TRAP-1 Knockout Improves Health and Extends Life in Mice

Cancer researchers here stumble upon a way to alter mitochondrial function to improve health and extend life in mice. A range of the known ways to slow aging through genetic alteration work through similar mechanisms to those shown here, creating somewhat dysfunctional mitochondria that can still perform their necessary functions but which generate a raised level of damaging oxidative molecules in the process. This spurs cells to increase cellular housekeeping activities in response, which in turn leads to a net gain in cellular health and function. Over the lifespan of an organism these small differences in every cell add up.

The mice, which lack the TRAP-1 protein, demonstrated less age-related tissue degeneration, obesity, and spontaneous tumor formation when compared with normal mice.
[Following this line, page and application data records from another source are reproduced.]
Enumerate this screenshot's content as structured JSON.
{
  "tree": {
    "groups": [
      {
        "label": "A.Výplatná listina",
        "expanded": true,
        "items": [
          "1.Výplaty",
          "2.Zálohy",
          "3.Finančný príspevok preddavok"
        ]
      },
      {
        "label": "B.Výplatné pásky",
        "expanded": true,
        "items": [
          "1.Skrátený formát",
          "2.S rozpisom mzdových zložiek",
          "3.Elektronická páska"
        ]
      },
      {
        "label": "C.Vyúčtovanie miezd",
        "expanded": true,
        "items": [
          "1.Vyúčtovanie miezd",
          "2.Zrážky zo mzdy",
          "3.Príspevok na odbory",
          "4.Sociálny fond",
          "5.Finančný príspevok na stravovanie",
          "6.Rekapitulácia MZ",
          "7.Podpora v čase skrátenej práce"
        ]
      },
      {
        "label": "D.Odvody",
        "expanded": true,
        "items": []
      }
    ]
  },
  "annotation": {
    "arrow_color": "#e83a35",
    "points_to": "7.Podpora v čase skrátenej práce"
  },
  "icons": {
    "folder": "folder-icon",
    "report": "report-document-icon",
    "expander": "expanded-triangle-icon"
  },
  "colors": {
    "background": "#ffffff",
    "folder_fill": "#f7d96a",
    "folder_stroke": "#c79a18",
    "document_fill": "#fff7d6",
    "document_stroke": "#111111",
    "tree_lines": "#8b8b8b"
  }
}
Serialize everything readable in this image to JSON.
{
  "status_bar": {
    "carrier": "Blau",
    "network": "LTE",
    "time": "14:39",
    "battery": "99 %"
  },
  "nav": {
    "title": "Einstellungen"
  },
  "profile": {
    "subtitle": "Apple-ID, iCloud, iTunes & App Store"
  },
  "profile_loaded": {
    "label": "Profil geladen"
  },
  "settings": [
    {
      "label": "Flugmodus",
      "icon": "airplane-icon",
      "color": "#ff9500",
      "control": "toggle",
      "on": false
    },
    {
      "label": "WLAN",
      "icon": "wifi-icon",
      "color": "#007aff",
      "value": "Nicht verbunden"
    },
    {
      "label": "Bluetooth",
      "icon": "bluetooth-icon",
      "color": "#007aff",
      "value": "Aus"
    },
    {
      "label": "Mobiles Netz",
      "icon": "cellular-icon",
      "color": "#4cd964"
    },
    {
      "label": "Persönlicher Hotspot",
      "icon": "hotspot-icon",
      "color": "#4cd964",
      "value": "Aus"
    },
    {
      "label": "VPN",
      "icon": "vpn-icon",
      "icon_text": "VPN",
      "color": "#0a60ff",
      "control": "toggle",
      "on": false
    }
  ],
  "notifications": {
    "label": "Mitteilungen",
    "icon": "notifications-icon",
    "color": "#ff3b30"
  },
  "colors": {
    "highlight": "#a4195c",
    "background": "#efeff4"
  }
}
TRAP-1 is a member of the heat shock protein 90 (HSP90) family, which are "chaperone" proteins that guide the physical formation of other proteins and serve a regulatory function within mitochondria.

The researchers found that in their knockout mice, the loss of TRAP-1 causes mitochondrial proteins to misfold, which then triggers a compensatory response that causes cells to consume more oxygen and metabolize more sugar. This causes mitochondria in knockout mice to produce deregulated levels of ATP, the chemical used as an energy source to power all the everyday molecular reactions that allow a cell to function.

This increased mitochondrial activity actually creates a moderate boost in oxidative stress ("free radical damage") and the associated DNA damage. While DNA damage may seem counterproductive to longevity and good health, the low level of DNA damage actually reduces cell proliferation - slowing growth down to allow the cell's natural repair mechanisms to take effect. "Our findings strengthen the case for targeting HSP90 in tumor cells, but they also open up a fascinating array of questions that may have implications for metabolism and longevity. I predict that the TRAP-1 knockout mouse will be a valuable tool for answering these questions."